Saudis are still awaiting the inauguration of their partially-elected municipal councils, despite the fact that the last round of elections was held eight months ago. The delay has dampened popular enthusiasm for the councils and raised questions about the Saudi government's seriousness about political reform. It had been hoped that the municipal elections would open the door for wider popular participation and elections to other political bodies.
Elections and other opportunities for popular participation existed early on in the history of the

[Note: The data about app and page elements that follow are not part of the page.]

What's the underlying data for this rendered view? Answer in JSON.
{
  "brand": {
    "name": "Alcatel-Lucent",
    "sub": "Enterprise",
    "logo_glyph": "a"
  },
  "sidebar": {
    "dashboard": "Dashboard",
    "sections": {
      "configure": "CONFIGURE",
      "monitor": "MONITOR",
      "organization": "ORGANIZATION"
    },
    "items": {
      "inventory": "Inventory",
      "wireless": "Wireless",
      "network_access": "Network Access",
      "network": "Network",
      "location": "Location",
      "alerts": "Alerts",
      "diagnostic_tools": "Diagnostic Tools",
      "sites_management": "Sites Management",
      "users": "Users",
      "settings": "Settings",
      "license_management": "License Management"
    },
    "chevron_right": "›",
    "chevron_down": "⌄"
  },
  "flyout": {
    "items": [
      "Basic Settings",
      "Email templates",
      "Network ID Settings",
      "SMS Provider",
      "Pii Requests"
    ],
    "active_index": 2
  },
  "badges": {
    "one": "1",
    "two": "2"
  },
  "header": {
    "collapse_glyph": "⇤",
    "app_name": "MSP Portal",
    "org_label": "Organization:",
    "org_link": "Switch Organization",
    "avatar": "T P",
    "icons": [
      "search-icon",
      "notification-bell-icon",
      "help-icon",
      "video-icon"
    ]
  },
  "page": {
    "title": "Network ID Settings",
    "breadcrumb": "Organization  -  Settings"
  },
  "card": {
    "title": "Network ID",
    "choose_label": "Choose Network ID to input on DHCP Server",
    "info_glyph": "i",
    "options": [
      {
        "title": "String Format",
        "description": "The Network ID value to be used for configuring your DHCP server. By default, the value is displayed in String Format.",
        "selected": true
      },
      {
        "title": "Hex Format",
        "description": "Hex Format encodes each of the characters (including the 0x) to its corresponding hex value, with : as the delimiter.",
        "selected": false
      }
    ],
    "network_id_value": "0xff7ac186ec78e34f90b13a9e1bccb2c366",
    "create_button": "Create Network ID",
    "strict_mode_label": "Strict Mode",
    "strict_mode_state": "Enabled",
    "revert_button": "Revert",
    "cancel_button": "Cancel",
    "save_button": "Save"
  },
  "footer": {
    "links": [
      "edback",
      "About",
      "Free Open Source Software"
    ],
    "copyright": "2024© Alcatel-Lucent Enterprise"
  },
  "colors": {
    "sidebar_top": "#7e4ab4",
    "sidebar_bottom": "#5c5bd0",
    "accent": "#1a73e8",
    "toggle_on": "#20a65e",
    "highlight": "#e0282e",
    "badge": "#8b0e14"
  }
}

The decision to reestablish municipal councils was technically taken in 1977 but implemented only this year. One hundred seventy-nine municipal councils (consisting of four to fourteen members based on the size of each municipality) were created. Half of the members were elected; the remainder will be appointed by the Minister of Municipal and Rural Affairs. The responsibilities of these councils include preparing the municipality's budget and organizational structure, issuing codes and standards for urban planning and other activities, supervising financial transactions, and setting taxes and service charges.
Positive aspects of this year's elections included wide-ranging debate on issues and experimentation with political tactics. Campaign programs were a sort of democratic wedding, with citizens invited to enormous tents to hear speakers invited by candidates discuss issues such as corruption, land distribution, state budgets, wealth distribution, the rule of law and equal opportunities. Candidates created alliances among themselves, showing fairly sophisticated tactics in forging what were known as the “golden lists.”
Other aspects of the electoral process—which enfranchised only males over twenty-one not serving in the military, a mere 20 percent of the population—limited participation and enthusiasm. The government also exerted little effort to educate citizens and motivate them to vote, which may explain the low turnout around the country. The exceptions were the regions where social activists and community leaders actively promoted the elections and organized registration centers.
The effectiveness of the municipal councils also will be undermined by both electoral and structural factors. Each city was divided into many subdistricts and citizens cast votes for candidates in all of them, weakening the concept of direct representation. The fact that half of the council members will be appointed is likely to create tension in the council, as each appointee will try to defend the interests of his backers. Another shortcoming is the limited authority given to these municipal councils. They have no say in the sale and distribution of public lands (a sensitive issue due to official abuses), for example, nor will they oversee other public services such as health, education, and sewage.
Elected councilmen are well aware of the councils' shortcomings and are considering ways to address them once the councils are activated. Members are preparing to establish a national association of municipal councils in order to coordinate strategies and programs. Such an association could give the councils a more explicitly political role and would help them monitor and supervise government projects in order to reduce corruption and improve performance at the municipal level. Another common goal among elected council members is to increase communication with constituents by establishing community centers in all districts, a measure recently approved by the government.
The municipal elections in
Jafar Al-Shayeb is a Saudi writer and an elected member of the Qatif Municipal Council.